START Stored data

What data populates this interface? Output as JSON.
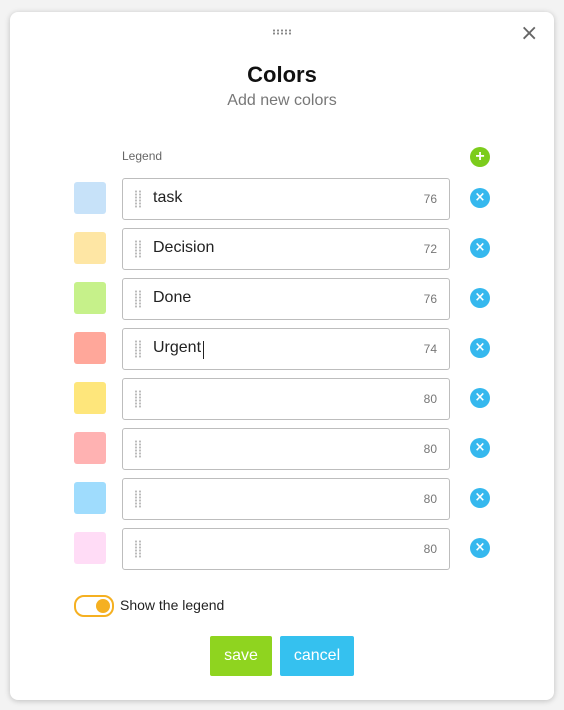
{
  "dialog": {
    "title": "Colors",
    "subtitle": "Add new colors",
    "close_symbol": "×",
    "legend_label": "Legend",
    "add_symbol": "+"
  },
  "colors": [
    {
      "swatch": "#c7e2f9",
      "text": "task",
      "count": "76"
    },
    {
      "swatch": "#fee6a4",
      "text": "Decision",
      "count": "72"
    },
    {
      "swatch": "#c6f18a",
      "text": "Done",
      "count": "76"
    },
    {
      "swatch": "#ffa79a",
      "text": "Urgent",
      "count": "74"
    },
    {
      "swatch": "#fee67b",
      "text": "",
      "count": "80"
    },
    {
      "swatch": "#ffb2b2",
      "text": "",
      "count": "80"
    },
    {
      "swatch": "#9fdcfd",
      "text": "",
      "count": "80"
    },
    {
      "swatch": "#ffdcf6",
      "text": "",
      "count": "80"
    }
  ],
  "remove_symbol": "×",
  "footer": {
    "toggle_label": "Show the legend",
    "toggle_on": true,
    "save_label": "save",
    "cancel_label": "cancel"
  },
  "accent_colors": {
    "add": "#7ccc1c",
    "remove": "#35b8ee",
    "toggle": "#f5b021",
    "save": "#8fd41f",
    "cancel": "#35c1ef"
  }
}
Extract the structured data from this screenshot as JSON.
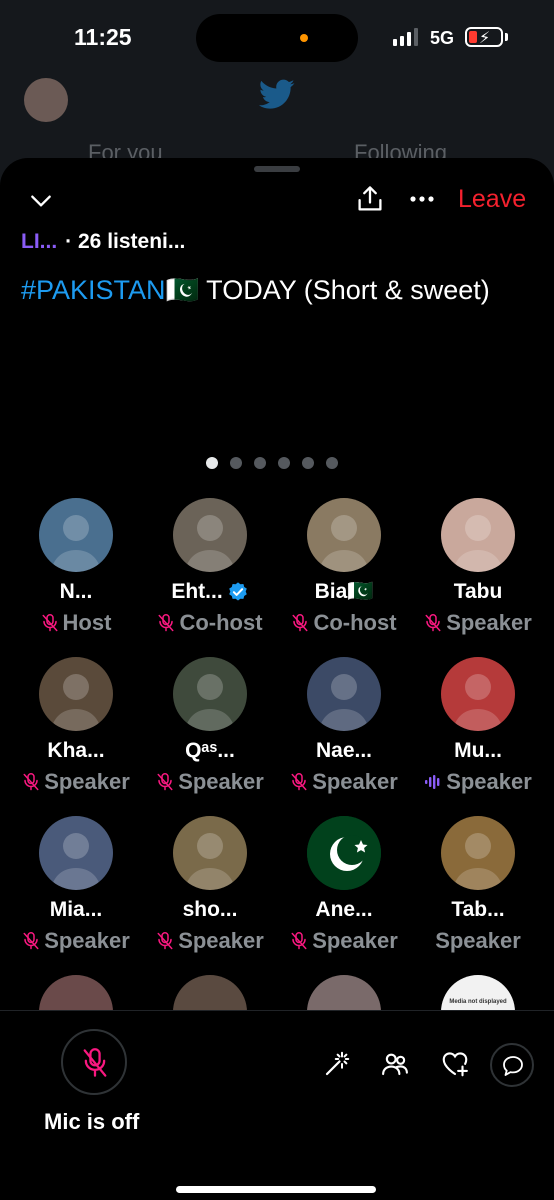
{
  "status": {
    "time": "11:25",
    "network": "5G"
  },
  "background_app": {
    "tab_for_you": "For you",
    "tab_following": "Following"
  },
  "header": {
    "leave_label": "Leave"
  },
  "space": {
    "host_short": "LI...",
    "listeners": "· 26 listeni...",
    "title_hashtag": "#PAKISTAN",
    "title_flag": "🇵🇰",
    "title_rest": " TODAY (Short & sweet)"
  },
  "pagination": {
    "count": 6,
    "active": 0
  },
  "speakers": [
    {
      "name": "N...",
      "role": "Host",
      "mic": "off",
      "avatar_color": "#4a6f8f"
    },
    {
      "name": "Eht...",
      "role": "Co-host",
      "mic": "off",
      "verified": true,
      "avatar_color": "#6b6358"
    },
    {
      "name": "Bia🇵🇰",
      "role": "Co-host",
      "mic": "off",
      "avatar_color": "#8a7a62"
    },
    {
      "name": "Tabu",
      "role": "Speaker",
      "mic": "off",
      "avatar_color": "#c9a89c"
    },
    {
      "name": "Kha...",
      "role": "Speaker",
      "mic": "off",
      "avatar_color": "#5a4a3a"
    },
    {
      "name": "Qᵃˢ...",
      "role": "Speaker",
      "mic": "off",
      "avatar_color": "#3f4a3c"
    },
    {
      "name": "Nae...",
      "role": "Speaker",
      "mic": "off",
      "avatar_color": "#3c4a66"
    },
    {
      "name": "Mu...",
      "role": "Speaker",
      "mic": "speaking",
      "avatar_color": "#b53a3a"
    },
    {
      "name": "Mia...",
      "role": "Speaker",
      "mic": "off",
      "avatar_color": "#4a5a7a"
    },
    {
      "name": "sho...",
      "role": "Speaker",
      "mic": "off",
      "avatar_color": "#7a6a4a"
    },
    {
      "name": "Ane...",
      "role": "Speaker",
      "mic": "off",
      "avatar_color": "#01411c"
    },
    {
      "name": "Tab...",
      "role": "Speaker",
      "mic": "none",
      "avatar_color": "#8a6a3a"
    }
  ],
  "partial_row": [
    {
      "avatar_color": "#6a4a4a"
    },
    {
      "avatar_color": "#5a4a40"
    },
    {
      "avatar_color": "#7a6a6a"
    },
    {
      "avatar_color": "#f2f2f2",
      "placeholder_text": "Media not displayed"
    }
  ],
  "footer": {
    "mic_label": "Mic is off"
  },
  "colors": {
    "accent_red": "#f4212e",
    "twitter_blue": "#1d9bf0",
    "mic_off_pink": "#f91880",
    "host_purple": "#8a5cf6"
  }
}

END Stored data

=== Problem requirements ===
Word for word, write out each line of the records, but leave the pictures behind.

=== Solution to the exercise ===
What data populates this interface? Output as JSON.
{
  "dialog": {
    "title": "Colors",
    "subtitle": "Add new colors",
    "close_symbol": "×",
    "legend_label": "Legend",
    "add_symbol": "+"
  },
  "colors": [
    {
      "swatch": "#c7e2f9",
      "text": "task",
      "count": "76"
    },
    {
      "swatch": "#fee6a4",
      "text": "Decision",
      "count": "72"
    },
    {
      "swatch": "#c6f18a",
      "text": "Done",
      "count": "76"
    },
    {
      "swatch": "#ffa79a",
      "text": "Urgent",
      "count": "74"
    },
    {
      "swatch": "#fee67b",
      "text": "",
      "count": "80"
    },
    {
      "swatch": "#ffb2b2",
      "text": "",
      "count": "80"
    },
    {
      "swatch": "#9fdcfd",
      "text": "",
      "count": "80"
    },
    {
      "swatch": "#ffdcf6",
      "text": "",
      "count": "80"
    }
  ],
  "remove_symbol": "×",
  "footer": {
    "toggle_label": "Show the legend",
    "toggle_on": true,
    "save_label": "save",
    "cancel_label": "cancel"
  },
  "accent_colors": {
    "add": "#7ccc1c",
    "remove": "#35b8ee",
    "toggle": "#f5b021",
    "save": "#8fd41f",
    "cancel": "#35c1ef"
  }
}
Extract the structured data from this screenshot as JSON.
{
  "status": {
    "time": "11:25",
    "network": "5G"
  },
  "background_app": {
    "tab_for_you": "For you",
    "tab_following": "Following"
  },
  "header": {
    "leave_label": "Leave"
  },
  "space": {
    "host_short": "LI...",
    "listeners": "· 26 listeni...",
    "title_hashtag": "#PAKISTAN",
    "title_flag": "🇵🇰",
    "title_rest": " TODAY (Short & sweet)"
  },
  "pagination": {
    "count": 6,
    "active": 0
  },
  "speakers": [
    {
      "name": "N...",
      "role": "Host",
      "mic": "off",
      "avatar_color": "#4a6f8f"
    },
    {
      "name": "Eht...",
      "role": "Co-host",
      "mic": "off",
      "verified": true,
      "avatar_color": "#6b6358"
    },
    {
      "name": "Bia🇵🇰",
      "role": "Co-host",
      "mic": "off",
      "avatar_color": "#8a7a62"
    },
    {
      "name": "Tabu",
      "role": "Speaker",
      "mic": "off",
      "avatar_color": "#c9a89c"
    },
    {
      "name": "Kha...",
      "role": "Speaker",
      "mic": "off",
      "avatar_color": "#5a4a3a"
    },
    {
      "name": "Qᵃˢ...",
      "role": "Speaker",
      "mic": "off",
      "avatar_color": "#3f4a3c"
    },
    {
      "name": "Nae...",
      "role": "Speaker",
      "mic": "off",
      "avatar_color": "#3c4a66"
    },
    {
      "name": "Mu...",
      "role": "Speaker",
      "mic": "speaking",
      "avatar_color": "#b53a3a"
    },
    {
      "name": "Mia...",
      "role": "Speaker",
      "mic": "off",
      "avatar_color": "#4a5a7a"
    },
    {
      "name": "sho...",
      "role": "Speaker",
      "mic": "off",
      "avatar_color": "#7a6a4a"
    },
    {
      "name": "Ane...",
      "role": "Speaker",
      "mic": "off",
      "avatar_color": "#01411c"
    },
    {
      "name": "Tab...",
      "role": "Speaker",
      "mic": "none",
      "avatar_color": "#8a6a3a"
    }
  ],
  "partial_row": [
    {
      "avatar_color": "#6a4a4a"
    },
    {
      "avatar_color": "#5a4a40"
    },
    {
      "avatar_color": "#7a6a6a"
    },
    {
      "avatar_color": "#f2f2f2",
      "placeholder_text": "Media not displayed"
    }
  ],
  "footer": {
    "mic_label": "Mic is off"
  },
  "colors": {
    "accent_red": "#f4212e",
    "twitter_blue": "#1d9bf0",
    "mic_off_pink": "#f91880",
    "host_purple": "#8a5cf6"
  }
}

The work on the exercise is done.